(Data to use)

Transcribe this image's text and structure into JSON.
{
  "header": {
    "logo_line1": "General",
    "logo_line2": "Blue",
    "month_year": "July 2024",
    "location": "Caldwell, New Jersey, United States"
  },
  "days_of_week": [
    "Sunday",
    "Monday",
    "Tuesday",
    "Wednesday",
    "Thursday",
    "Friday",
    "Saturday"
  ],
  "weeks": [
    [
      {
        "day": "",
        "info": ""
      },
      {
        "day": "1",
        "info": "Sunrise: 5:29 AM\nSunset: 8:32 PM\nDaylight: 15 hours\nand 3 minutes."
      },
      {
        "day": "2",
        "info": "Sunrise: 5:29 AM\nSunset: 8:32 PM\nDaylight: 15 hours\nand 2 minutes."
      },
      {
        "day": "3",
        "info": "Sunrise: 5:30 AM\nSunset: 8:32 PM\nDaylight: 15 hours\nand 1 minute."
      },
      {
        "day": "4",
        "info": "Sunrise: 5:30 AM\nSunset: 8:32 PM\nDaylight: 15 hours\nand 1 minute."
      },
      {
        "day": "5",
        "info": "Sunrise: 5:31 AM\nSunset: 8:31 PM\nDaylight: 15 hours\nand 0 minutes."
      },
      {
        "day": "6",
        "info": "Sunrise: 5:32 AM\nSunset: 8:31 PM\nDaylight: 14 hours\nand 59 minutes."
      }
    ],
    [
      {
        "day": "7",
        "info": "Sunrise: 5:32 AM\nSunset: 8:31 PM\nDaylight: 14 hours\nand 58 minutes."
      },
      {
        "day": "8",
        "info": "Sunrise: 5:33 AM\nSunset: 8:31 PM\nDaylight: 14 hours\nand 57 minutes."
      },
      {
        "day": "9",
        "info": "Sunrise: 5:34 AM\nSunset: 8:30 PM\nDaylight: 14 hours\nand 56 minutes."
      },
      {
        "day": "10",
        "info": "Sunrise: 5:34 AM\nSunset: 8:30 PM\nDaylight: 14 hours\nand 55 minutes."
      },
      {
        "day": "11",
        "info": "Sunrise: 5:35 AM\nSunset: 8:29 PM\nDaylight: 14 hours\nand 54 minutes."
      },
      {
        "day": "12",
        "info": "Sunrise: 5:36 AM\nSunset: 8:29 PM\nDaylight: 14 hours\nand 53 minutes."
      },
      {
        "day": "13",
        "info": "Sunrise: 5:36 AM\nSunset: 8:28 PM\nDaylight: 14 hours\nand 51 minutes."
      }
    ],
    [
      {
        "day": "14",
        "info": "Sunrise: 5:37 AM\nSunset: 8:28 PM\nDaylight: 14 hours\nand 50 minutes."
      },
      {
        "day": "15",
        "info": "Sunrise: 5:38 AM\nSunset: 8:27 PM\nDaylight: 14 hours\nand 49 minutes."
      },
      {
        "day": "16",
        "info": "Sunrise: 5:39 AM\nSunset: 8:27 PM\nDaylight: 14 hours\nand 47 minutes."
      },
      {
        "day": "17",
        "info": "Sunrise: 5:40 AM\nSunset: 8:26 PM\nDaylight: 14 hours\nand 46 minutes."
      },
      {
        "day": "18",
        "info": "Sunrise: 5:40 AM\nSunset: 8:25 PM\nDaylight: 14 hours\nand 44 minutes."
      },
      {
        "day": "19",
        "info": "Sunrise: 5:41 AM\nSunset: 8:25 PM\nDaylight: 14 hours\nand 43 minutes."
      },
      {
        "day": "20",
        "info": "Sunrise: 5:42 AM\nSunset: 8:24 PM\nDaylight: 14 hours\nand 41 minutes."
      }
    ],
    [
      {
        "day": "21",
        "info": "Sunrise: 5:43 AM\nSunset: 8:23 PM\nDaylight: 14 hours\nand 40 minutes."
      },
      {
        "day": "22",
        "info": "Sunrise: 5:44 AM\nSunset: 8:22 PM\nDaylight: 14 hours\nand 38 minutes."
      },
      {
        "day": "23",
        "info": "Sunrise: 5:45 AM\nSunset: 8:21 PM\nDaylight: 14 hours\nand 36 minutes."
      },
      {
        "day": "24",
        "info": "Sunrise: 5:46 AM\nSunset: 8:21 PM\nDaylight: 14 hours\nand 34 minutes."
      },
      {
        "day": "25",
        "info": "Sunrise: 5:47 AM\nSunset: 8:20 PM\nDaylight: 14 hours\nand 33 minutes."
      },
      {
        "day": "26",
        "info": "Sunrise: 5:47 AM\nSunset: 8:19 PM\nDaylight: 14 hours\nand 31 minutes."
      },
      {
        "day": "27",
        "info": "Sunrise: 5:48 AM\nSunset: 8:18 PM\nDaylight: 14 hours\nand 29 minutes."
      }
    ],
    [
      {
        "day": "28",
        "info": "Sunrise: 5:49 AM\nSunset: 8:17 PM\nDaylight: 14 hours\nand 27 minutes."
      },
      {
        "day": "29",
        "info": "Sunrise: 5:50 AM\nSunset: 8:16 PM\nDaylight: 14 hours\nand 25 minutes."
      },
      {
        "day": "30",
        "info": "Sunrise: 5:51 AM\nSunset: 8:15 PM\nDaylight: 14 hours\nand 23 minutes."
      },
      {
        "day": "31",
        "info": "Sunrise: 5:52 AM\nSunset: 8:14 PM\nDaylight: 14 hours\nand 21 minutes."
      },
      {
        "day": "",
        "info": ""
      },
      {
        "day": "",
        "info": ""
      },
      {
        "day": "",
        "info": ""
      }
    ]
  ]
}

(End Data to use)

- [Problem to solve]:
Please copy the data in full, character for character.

- [Your response]:
Transcribe this image's text and structure into JSON.
{
  "header": {
    "logo_line1": "General",
    "logo_line2": "Blue",
    "month_year": "July 2024",
    "location": "Caldwell, New Jersey, United States"
  },
  "days_of_week": [
    "Sunday",
    "Monday",
    "Tuesday",
    "Wednesday",
    "Thursday",
    "Friday",
    "Saturday"
  ],
  "weeks": [
    [
      {
        "day": "",
        "info": ""
      },
      {
        "day": "1",
        "info": "Sunrise: 5:29 AM\nSunset: 8:32 PM\nDaylight: 15 hours\nand 3 minutes."
      },
      {
        "day": "2",
        "info": "Sunrise: 5:29 AM\nSunset: 8:32 PM\nDaylight: 15 hours\nand 2 minutes."
      },
      {
        "day": "3",
        "info": "Sunrise: 5:30 AM\nSunset: 8:32 PM\nDaylight: 15 hours\nand 1 minute."
      },
      {
        "day": "4",
        "info": "Sunrise: 5:30 AM\nSunset: 8:32 PM\nDaylight: 15 hours\nand 1 minute."
      },
      {
        "day": "5",
        "info": "Sunrise: 5:31 AM\nSunset: 8:31 PM\nDaylight: 15 hours\nand 0 minutes."
      },
      {
        "day": "6",
        "info": "Sunrise: 5:32 AM\nSunset: 8:31 PM\nDaylight: 14 hours\nand 59 minutes."
      }
    ],
    [
      {
        "day": "7",
        "info": "Sunrise: 5:32 AM\nSunset: 8:31 PM\nDaylight: 14 hours\nand 58 minutes."
      },
      {
        "day": "8",
        "info": "Sunrise: 5:33 AM\nSunset: 8:31 PM\nDaylight: 14 hours\nand 57 minutes."
      },
      {
        "day": "9",
        "info": "Sunrise: 5:34 AM\nSunset: 8:30 PM\nDaylight: 14 hours\nand 56 minutes."
      },
      {
        "day": "10",
        "info": "Sunrise: 5:34 AM\nSunset: 8:30 PM\nDaylight: 14 hours\nand 55 minutes."
      },
      {
        "day": "11",
        "info": "Sunrise: 5:35 AM\nSunset: 8:29 PM\nDaylight: 14 hours\nand 54 minutes."
      },
      {
        "day": "12",
        "info": "Sunrise: 5:36 AM\nSunset: 8:29 PM\nDaylight: 14 hours\nand 53 minutes."
      },
      {
        "day": "13",
        "info": "Sunrise: 5:36 AM\nSunset: 8:28 PM\nDaylight: 14 hours\nand 51 minutes."
      }
    ],
    [
      {
        "day": "14",
        "info": "Sunrise: 5:37 AM\nSunset: 8:28 PM\nDaylight: 14 hours\nand 50 minutes."
      },
      {
        "day": "15",
        "info": "Sunrise: 5:38 AM\nSunset: 8:27 PM\nDaylight: 14 hours\nand 49 minutes."
      },
      {
        "day": "16",
        "info": "Sunrise: 5:39 AM\nSunset: 8:27 PM\nDaylight: 14 hours\nand 47 minutes."
      },
      {
        "day": "17",
        "info": "Sunrise: 5:40 AM\nSunset: 8:26 PM\nDaylight: 14 hours\nand 46 minutes."
      },
      {
        "day": "18",
        "info": "Sunrise: 5:40 AM\nSunset: 8:25 PM\nDaylight: 14 hours\nand 44 minutes."
      },
      {
        "day": "19",
        "info": "Sunrise: 5:41 AM\nSunset: 8:25 PM\nDaylight: 14 hours\nand 43 minutes."
      },
      {
        "day": "20",
        "info": "Sunrise: 5:42 AM\nSunset: 8:24 PM\nDaylight: 14 hours\nand 41 minutes."
      }
    ],
    [
      {
        "day": "21",
        "info": "Sunrise: 5:43 AM\nSunset: 8:23 PM\nDaylight: 14 hours\nand 40 minutes."
      },
      {
        "day": "22",
        "info": "Sunrise: 5:44 AM\nSunset: 8:22 PM\nDaylight: 14 hours\nand 38 minutes."
      },
      {
        "day": "23",
        "info": "Sunrise: 5:45 AM\nSunset: 8:21 PM\nDaylight: 14 hours\nand 36 minutes."
      },
      {
        "day": "24",
        "info": "Sunrise: 5:46 AM\nSunset: 8:21 PM\nDaylight: 14 hours\nand 34 minutes."
      },
      {
        "day": "25",
        "info": "Sunrise: 5:47 AM\nSunset: 8:20 PM\nDaylight: 14 hours\nand 33 minutes."
      },
      {
        "day": "26",
        "info": "Sunrise: 5:47 AM\nSunset: 8:19 PM\nDaylight: 14 hours\nand 31 minutes."
      },
      {
        "day": "27",
        "info": "Sunrise: 5:48 AM\nSunset: 8:18 PM\nDaylight: 14 hours\nand 29 minutes."
      }
    ],
    [
      {
        "day": "28",
        "info": "Sunrise: 5:49 AM\nSunset: 8:17 PM\nDaylight: 14 hours\nand 27 minutes."
      },
      {
        "day": "29",
        "info": "Sunrise: 5:50 AM\nSunset: 8:16 PM\nDaylight: 14 hours\nand 25 minutes."
      },
      {
        "day": "30",
        "info": "Sunrise: 5:51 AM\nSunset: 8:15 PM\nDaylight: 14 hours\nand 23 minutes."
      },
      {
        "day": "31",
        "info": "Sunrise: 5:52 AM\nSunset: 8:14 PM\nDaylight: 14 hours\nand 21 minutes."
      },
      {
        "day": "",
        "info": ""
      },
      {
        "day": "",
        "info": ""
      },
      {
        "day": "",
        "info": ""
      }
    ]
  ]
}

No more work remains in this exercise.